Nam & Chuong Dai

10 avril 2013

Hi anh Tien and anh Tai,

It is a very touching tribute to Bac Hai! Please accept our condolences to you and your family!

Sincerely,
Giao, LanChi, and Brandon

10 avril 2013

Anh Tien,

Em thanh ki'nh chia buon cung anh va gia dinh, cau nguyen vong linh bac an nghi noi chin suoi. Doc bai tho va ba`i viet ve bac, that hay va cam dong lam.

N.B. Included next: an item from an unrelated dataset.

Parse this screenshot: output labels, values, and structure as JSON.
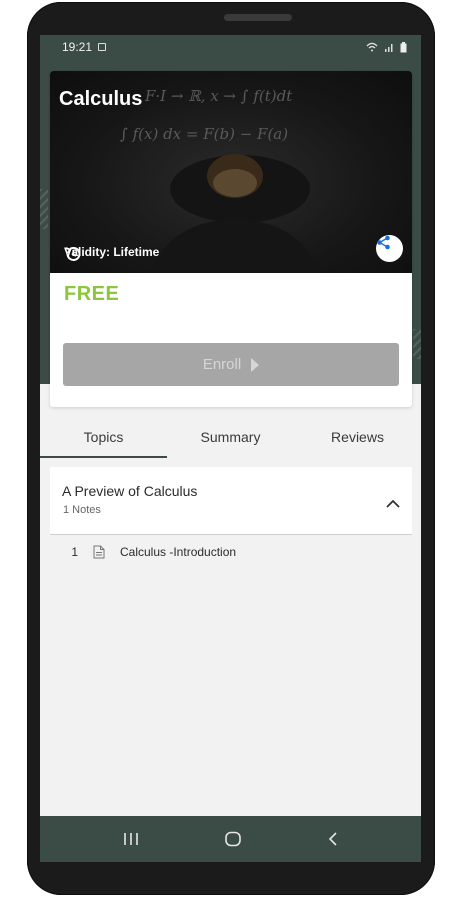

Doi nguoi vo^ thuong, mong anh va gia dinh dung buon nhieu, va hay bao trong suc khoe.

Em Nhon

10 avril 2013

Chao anh Tien chi Huong,

Gia dinh em xin thanh that chia buon voi gia dinh anh chi va dai gia dinh bac Hai. That la mot su mat mat lon cho gia dinh.
Em xin cau chuc huong hon cua bac som duoc ve noi mien cuc lac.

Neu em co the giup duoc gi thi xin anh chi cho biet.

Gia dinh em Lam

10 avril 2013

Tien-Huong, Tai-Hoa Ly:

Our deepest sympathy goes out to you and your family for the big loss.
I have faithfully conveyed to friends what Huong just talked to me.
As usual, I will co-ordinate our caring friends for the condolences.

Keep me informed on the funeral, as well as where we will direct our friend's "Phung Dieu" to.
Please let me know if anything I (and our friends) can help during this difficult time of your family.


Xin Thành Kính Phân Uu cùng gia dình và
C?u Chúc Huong H?n Bác Trai S?m Tiêu Diêu Noi MÌnh C?c L?c,

Khi?t & Thùy Duong.

Vivian Nguyen

10 avril 2013

Dear chu Tien and chu Tai,
I send my most heartfelt sympathies to you and your family during this difficult loss. You both have helped my family and I greatly and our thoughts are with you.